Review: Japanese producer Foodman has been on prolific form this year, with appearances on Plastic Bags and Sun Ark amongst other labels. While he has been known in the past for his footwork abstractions, here he's bringing his micro-sampling idiosyncracies to Palto Flats, a label more commonly associated with ambient, atmospheric fare. There are calmer moments such as "Nanika" to drift off in, but Foodman's signature approach is playful and intensely detailed, with all manner of sonic matter zipping in and out of the mix. That he manages to make the approach a pleasure to listen to is testament to the musical instinct he has to match his technical prowess - Moriyama is a record that will reward endless repeat listens with its hidden details and charming tones.

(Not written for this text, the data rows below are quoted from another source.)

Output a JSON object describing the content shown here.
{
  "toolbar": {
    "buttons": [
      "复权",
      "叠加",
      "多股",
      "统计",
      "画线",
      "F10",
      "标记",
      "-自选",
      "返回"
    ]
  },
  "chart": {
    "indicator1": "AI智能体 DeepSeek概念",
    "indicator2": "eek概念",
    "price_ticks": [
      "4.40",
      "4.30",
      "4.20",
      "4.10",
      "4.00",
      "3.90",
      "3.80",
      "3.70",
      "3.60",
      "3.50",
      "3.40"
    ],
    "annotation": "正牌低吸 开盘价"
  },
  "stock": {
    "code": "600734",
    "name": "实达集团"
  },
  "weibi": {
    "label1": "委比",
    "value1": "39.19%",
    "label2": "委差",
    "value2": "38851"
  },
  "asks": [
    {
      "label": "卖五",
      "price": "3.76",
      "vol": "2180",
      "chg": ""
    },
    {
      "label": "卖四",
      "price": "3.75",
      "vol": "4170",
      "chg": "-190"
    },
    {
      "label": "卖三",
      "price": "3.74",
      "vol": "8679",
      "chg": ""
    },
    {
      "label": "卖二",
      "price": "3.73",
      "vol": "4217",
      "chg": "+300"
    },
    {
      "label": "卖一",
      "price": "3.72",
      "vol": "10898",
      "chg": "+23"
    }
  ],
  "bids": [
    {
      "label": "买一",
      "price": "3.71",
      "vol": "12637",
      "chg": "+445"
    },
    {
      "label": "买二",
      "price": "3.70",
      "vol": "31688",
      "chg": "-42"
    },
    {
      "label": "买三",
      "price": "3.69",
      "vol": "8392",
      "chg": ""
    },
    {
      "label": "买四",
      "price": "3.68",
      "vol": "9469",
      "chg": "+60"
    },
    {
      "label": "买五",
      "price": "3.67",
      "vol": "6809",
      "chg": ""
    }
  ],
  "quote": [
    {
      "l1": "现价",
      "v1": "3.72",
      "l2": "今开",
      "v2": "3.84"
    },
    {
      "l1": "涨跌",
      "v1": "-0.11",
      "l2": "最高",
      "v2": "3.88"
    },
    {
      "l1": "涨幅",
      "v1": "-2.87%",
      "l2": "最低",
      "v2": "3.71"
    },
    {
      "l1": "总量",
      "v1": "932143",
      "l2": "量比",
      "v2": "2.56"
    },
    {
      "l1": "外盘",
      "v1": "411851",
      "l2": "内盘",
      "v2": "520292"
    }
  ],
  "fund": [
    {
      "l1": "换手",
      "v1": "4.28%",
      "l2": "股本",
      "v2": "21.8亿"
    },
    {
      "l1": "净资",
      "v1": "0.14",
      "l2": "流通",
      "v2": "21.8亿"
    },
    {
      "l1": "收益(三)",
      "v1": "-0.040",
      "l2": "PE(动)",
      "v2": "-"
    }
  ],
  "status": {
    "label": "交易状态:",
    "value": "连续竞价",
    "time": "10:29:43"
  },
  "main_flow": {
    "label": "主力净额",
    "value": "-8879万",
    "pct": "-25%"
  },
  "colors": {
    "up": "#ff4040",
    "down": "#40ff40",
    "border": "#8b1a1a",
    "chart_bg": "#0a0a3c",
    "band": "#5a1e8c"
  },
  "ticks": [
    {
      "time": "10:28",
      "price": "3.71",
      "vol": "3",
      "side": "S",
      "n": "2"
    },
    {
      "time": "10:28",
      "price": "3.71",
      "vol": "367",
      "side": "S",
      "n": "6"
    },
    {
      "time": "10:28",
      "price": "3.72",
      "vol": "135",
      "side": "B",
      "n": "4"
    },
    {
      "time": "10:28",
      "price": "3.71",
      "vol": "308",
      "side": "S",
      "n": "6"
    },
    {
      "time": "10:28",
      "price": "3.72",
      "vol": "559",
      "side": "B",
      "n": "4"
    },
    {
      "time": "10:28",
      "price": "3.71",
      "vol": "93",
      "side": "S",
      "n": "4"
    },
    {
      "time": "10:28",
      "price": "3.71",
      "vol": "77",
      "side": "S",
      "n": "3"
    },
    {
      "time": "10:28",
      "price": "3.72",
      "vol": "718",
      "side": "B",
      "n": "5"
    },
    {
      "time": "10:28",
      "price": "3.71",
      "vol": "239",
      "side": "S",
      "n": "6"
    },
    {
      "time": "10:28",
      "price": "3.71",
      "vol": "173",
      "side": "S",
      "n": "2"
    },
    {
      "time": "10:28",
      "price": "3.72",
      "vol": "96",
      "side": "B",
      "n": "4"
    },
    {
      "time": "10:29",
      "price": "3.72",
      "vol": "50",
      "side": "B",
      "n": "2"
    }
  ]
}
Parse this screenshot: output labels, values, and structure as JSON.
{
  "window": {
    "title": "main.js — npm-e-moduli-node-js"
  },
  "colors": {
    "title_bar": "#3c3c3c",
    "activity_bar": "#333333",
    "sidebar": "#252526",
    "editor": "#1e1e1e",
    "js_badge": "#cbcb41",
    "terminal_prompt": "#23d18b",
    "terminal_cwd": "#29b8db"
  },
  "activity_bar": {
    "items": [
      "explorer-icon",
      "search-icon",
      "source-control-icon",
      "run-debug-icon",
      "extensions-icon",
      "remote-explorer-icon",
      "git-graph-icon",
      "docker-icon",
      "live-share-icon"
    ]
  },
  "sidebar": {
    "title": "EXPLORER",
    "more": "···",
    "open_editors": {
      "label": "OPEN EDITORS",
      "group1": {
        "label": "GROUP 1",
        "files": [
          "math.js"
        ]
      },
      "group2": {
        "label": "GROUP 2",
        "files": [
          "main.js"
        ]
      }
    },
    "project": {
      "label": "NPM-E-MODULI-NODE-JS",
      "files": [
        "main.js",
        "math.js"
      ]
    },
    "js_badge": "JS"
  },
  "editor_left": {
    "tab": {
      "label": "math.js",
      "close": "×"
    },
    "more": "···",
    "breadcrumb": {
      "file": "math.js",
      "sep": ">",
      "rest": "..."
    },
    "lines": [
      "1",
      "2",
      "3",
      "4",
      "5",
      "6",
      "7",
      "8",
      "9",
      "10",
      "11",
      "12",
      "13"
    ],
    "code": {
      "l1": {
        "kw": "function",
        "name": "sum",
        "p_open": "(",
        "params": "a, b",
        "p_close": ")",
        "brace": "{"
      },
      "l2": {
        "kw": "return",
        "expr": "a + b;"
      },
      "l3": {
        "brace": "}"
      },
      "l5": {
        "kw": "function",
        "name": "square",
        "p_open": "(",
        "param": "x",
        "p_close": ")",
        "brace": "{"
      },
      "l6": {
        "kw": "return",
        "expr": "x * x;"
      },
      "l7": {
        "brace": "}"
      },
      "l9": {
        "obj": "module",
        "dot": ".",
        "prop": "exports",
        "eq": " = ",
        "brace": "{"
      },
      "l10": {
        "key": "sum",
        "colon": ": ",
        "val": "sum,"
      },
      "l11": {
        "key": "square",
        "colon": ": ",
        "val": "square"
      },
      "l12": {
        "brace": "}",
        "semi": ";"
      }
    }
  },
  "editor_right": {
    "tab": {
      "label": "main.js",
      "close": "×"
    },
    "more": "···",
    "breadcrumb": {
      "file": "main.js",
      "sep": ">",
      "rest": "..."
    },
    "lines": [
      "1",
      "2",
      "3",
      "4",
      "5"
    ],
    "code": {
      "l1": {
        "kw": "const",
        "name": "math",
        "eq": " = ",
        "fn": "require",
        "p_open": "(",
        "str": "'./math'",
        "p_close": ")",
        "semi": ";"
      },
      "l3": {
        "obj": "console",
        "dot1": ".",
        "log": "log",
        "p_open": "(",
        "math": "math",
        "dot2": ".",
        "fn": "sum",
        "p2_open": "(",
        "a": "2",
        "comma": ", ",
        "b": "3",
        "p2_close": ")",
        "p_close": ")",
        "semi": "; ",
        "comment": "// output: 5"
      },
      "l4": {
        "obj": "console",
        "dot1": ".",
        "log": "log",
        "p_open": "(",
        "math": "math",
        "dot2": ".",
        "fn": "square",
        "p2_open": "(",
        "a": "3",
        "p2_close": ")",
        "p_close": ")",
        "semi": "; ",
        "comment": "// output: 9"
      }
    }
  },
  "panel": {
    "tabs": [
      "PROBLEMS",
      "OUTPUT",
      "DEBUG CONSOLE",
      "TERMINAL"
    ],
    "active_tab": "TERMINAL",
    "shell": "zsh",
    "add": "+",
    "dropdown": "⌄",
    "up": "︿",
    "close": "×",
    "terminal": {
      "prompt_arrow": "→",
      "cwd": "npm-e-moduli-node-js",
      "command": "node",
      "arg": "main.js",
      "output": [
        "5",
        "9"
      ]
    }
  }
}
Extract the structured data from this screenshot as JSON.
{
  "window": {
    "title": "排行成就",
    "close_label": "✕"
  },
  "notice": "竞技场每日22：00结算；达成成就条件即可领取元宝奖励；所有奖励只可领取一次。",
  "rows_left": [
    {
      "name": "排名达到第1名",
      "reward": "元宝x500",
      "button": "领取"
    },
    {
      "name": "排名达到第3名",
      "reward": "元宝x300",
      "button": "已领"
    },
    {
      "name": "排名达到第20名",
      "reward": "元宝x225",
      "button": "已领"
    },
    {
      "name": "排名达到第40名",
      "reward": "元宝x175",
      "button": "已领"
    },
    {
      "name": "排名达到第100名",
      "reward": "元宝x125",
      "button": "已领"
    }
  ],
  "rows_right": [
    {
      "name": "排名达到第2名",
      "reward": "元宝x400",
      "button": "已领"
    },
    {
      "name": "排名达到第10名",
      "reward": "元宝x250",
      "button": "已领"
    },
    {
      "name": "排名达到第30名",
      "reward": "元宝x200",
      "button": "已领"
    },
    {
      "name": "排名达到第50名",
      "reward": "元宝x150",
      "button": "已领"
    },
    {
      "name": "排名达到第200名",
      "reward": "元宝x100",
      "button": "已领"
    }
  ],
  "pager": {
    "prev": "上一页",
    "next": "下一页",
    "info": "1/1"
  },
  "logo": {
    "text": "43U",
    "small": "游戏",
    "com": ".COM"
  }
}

Review: Kakashi is the latest in a long line of largely forgotten Yasuaki Shimizu albums and side projects to be given the reissue treatment. The album was originally released in Japan by Better Days back in 1981, and saw the jazz man-turned-ambient explorer join the dots between melodious, post-punk era jazz-fusion, new age influenced downtempo grooves, dub, ambient and eccentric, hard-to-pigeonhole experimentation. While musically diverse, the album hangs together beautifully. This is primarily down to two key factors: the ubiquity of Shimizu's evocative saxophone, flute and clarinet playing, and the richness of the multi-instrumentalist's superb production.
Review: Since slipping out in 1983, Midori Takada's debut album, Through The Looking Glass, has become something of a sought-after item amongst ambient enthusiasts (with hugely inflated online prices to match). Happily, Palto Flats has decided to reissue it, allowing those without overblown record buying budgets to wallow in its gentle, humid majesty. Remarkably, Takada not only composed and produced it, but also played every instrument, including marimbas, recorder, vibraphone, harmonium, and all manner of things you can hit and shake. The resulting tracks remain hugely beguiling, sitting somewhere between a dreamy take on traditional Japanese music, the classic ambient albums of Brian Eno, and the gentle, sweat-soaked explorations of The Chi Factory.